Cornelius Aschermann, Tommaso Frassetto, Thorsten Holz, Patrick Jauernig, Ahmad-Reza Sadeghi, Daniel Teuchert
Network and Distributed System Security Symposium (NDSS 2019), San Diego, California, USA, February 2019

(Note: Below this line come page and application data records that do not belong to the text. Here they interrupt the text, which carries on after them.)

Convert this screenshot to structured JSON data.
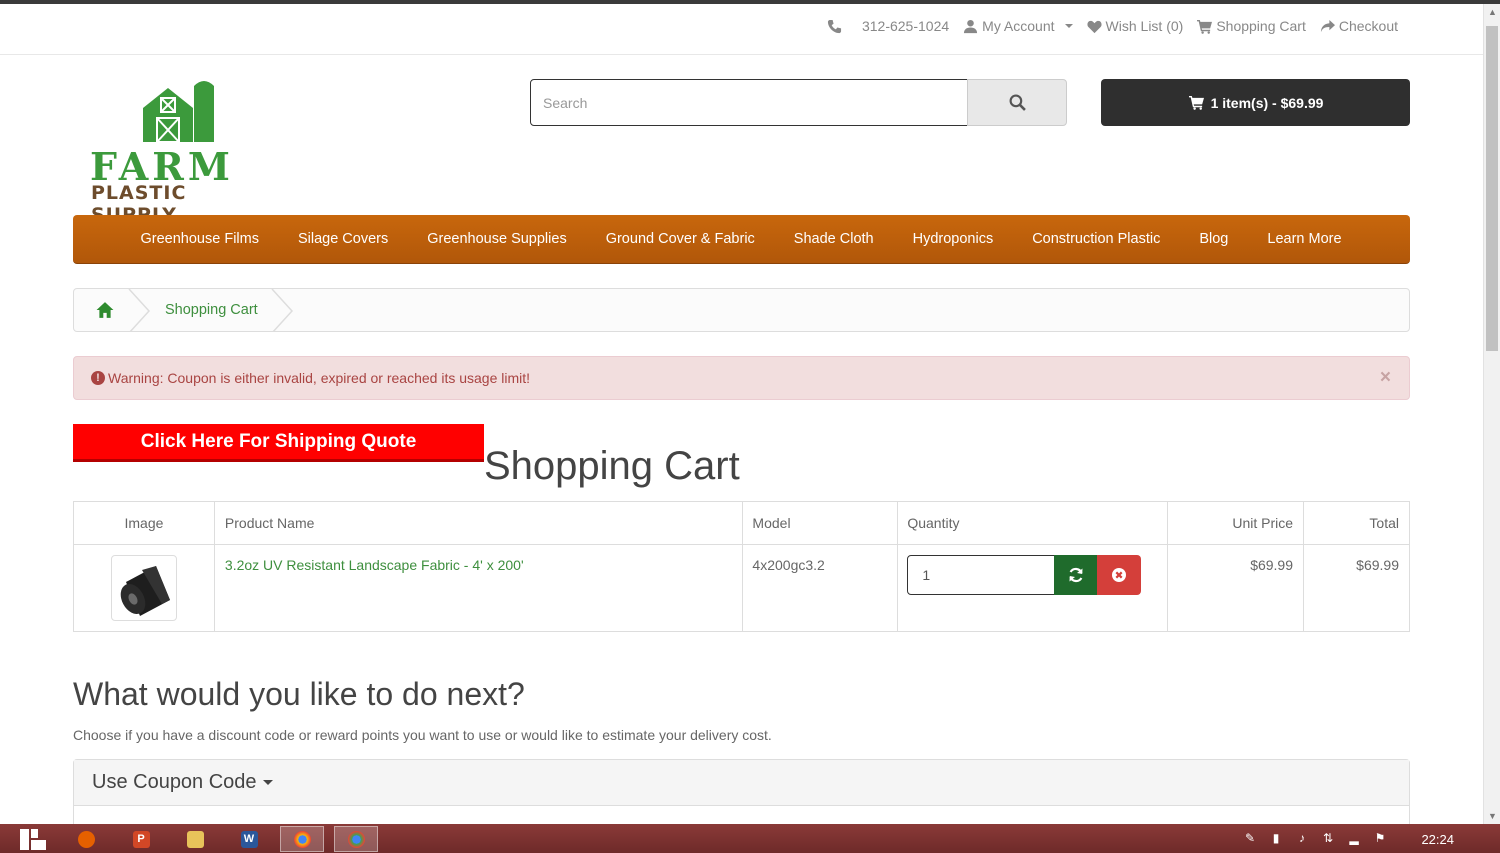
{
  "topbar": {
    "phone": "312-625-1024",
    "my_account": "My Account",
    "wish_list": "Wish List (0)",
    "shopping_cart": "Shopping Cart",
    "checkout": "Checkout"
  },
  "logo": {
    "line1": "FARM",
    "line2": "PLASTIC SUPPLY"
  },
  "search": {
    "placeholder": "Search"
  },
  "cart_button": {
    "label": "1 item(s) - $69.99"
  },
  "nav": {
    "items": [
      "Greenhouse Films",
      "Silage Covers",
      "Greenhouse Supplies",
      "Ground Cover & Fabric",
      "Shade Cloth",
      "Hydroponics",
      "Construction Plastic",
      "Blog",
      "Learn More"
    ]
  },
  "breadcrumb": {
    "current": "Shopping Cart"
  },
  "alert": {
    "text": "Warning: Coupon is either invalid, expired or reached its usage limit!",
    "close": "×"
  },
  "shipping_quote": {
    "label": "Click Here For Shipping Quote"
  },
  "page_title": "Shopping Cart",
  "cart": {
    "headers": {
      "image": "Image",
      "name": "Product Name",
      "model": "Model",
      "quantity": "Quantity",
      "unit_price": "Unit Price",
      "total": "Total"
    },
    "rows": [
      {
        "name": "3.2oz UV Resistant Landscape Fabric - 4' x 200'",
        "model": "4x200gc3.2",
        "quantity": "1",
        "unit_price": "$69.99",
        "total": "$69.99"
      }
    ]
  },
  "next": {
    "title": "What would you like to do next?",
    "description": "Choose if you have a discount code or reward points you want to use or would like to estimate your delivery cost."
  },
  "coupon_panel": {
    "title": "Use Coupon Code"
  },
  "taskbar": {
    "clock": "22:24"
  },
  "colors": {
    "nav": "#c8670c",
    "link": "#3e8f3e",
    "alert_bg": "#f2dede",
    "quote": "#ff0000",
    "update": "#1f6b2c",
    "remove": "#d43f3a"
  }
}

Fuzz testing is a well-known method for efficiently identifying bugs in programs. Unfortunately, when programs that require highly-structured inputs such as interpreters are fuzzed, many fuzzing methods struggle to pass the syntax checks: interpreters often process inputs in multiple stages, first syntactic and then semantic correctness is checked. Only if both checks are passed, the interpreted code gets executed. This prevents fuzzers from executing “deeper” — and hence potentially more interesting — code. Typically, two valid inputs that lead to the execution of different features in the target program require too many mutations for simple mutation-based fuzzers to discover: making small changes like bit flips usually only leads to the execution of error paths in the parsing engine. So-called grammar fuzzers are able to pass the syntax checks by using Context Free Grammars. Feedback can significantly increase the efficiency of fuzzing engines and is commonly used in state-of-the-art mutational fuzzers which do not use grammars. Yet, current grammar fuzzers do not make use of code coverage, i.e., they do not know whether any input triggers new functionality.